Abstract: A characterization of the passive nonlinear thermorheological response of incompressible, curvilinearly orthotropic arterial tissue is presented in the framework of modern continuum thermodynamics. The stress tensor, the specific entropy, the specific internal energy and the heat flux vector are expressed as functionals of the histories of local deformation, temperature and temperature gradient. These functionals are systematically reduced by subjecting them to the requirements of Clausius-Duhem inequality and material frame indifference. The reduced functionals are then specialized to reflect the material symmetry characterizing the tissue by using the histories of the joint invariants of the Green-St. Venant strain tensor and temperature…as the independent argument functions. The functionals are expressed in terms of series of multiple integrals and terms upto and including second order integrals are retained. An approach toward experimental determination of the 14 constitutive functions to describe two stress differences is outlined. It is believed that the characterization presented here will provide a rational basis for simpler thermorheological descriptions and experimental programs to include important thermorheologic considerations.
Keywords: arterial rheology, thermodynamics, mechanical properties of arteries
vol. 19, no. 3, pp. 463-479, 1982

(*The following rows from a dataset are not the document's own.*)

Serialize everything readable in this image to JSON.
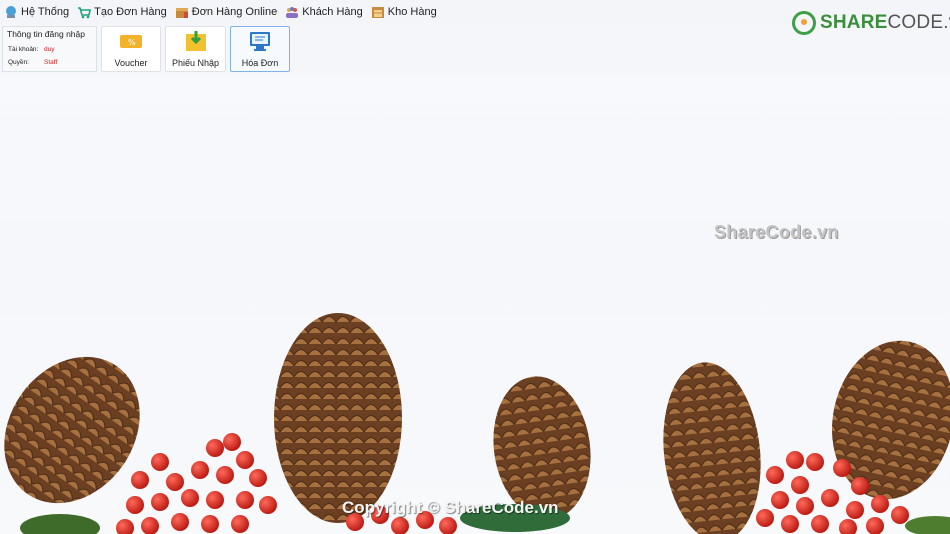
{
  "menu": [
    {
      "label": "Hệ Thống",
      "icon": "system-icon"
    },
    {
      "label": "Tạo Đơn Hàng",
      "icon": "cart-icon"
    },
    {
      "label": "Đơn Hàng Online",
      "icon": "box-icon"
    },
    {
      "label": "Khách Hàng",
      "icon": "customers-icon"
    },
    {
      "label": "Kho Hàng",
      "icon": "warehouse-icon"
    }
  ],
  "login": {
    "title": "Thông tin đăng nhập",
    "account_label": "Tài khoản:",
    "account_value": "duy",
    "role_label": "Quyền:",
    "role_value": "Staff"
  },
  "ribbon": {
    "buttons": [
      {
        "label": "Voucher",
        "icon": "voucher-icon"
      },
      {
        "label": "Phiếu Nhập",
        "icon": "import-slip-icon"
      },
      {
        "label": "Hóa Đơn",
        "icon": "invoice-icon"
      }
    ]
  },
  "branding": {
    "logo_prefix": "SHARE",
    "logo_suffix": "CODE.vn",
    "watermark": "ShareCode.vn",
    "copyright": "Copyright © ShareCode.vn"
  },
  "colors": {
    "accent": "#7fb5e6",
    "login_value": "#dd2222",
    "logo_green": "#3b8f3c",
    "berry_red": "#d7261e"
  }
}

Abstract: Mechanical properties of human intracranial arteries were studied with regard to their aging changes as well as cerebral vasospasm. There exists a considerable difference in the development of sclerosis between the intracranial and the extracranial arteries. Intracranial arteries are already stiff at birth and become stiffer with age. Their increase in stiffness is attributable to the marked thickening of their walls, which compensates for the decrease of their elastic modulus with age. The pressure-diameter curve of the intracranial vertebral arteries subjected to subarachnoid hemorrhage is biphasic and has a sharp flexion at the pressure of 180 mmHg when their smooth…muscle is activated. Pressure elevation yields little change of diameter in the strongly constricted vessel up to the pressure level at the flexion point, above which the constriction is released abruptly. The existence of flexion point at a high pressure level is an important mechanical feature in considering the development of cerebral ischemia produced by the vasospasm.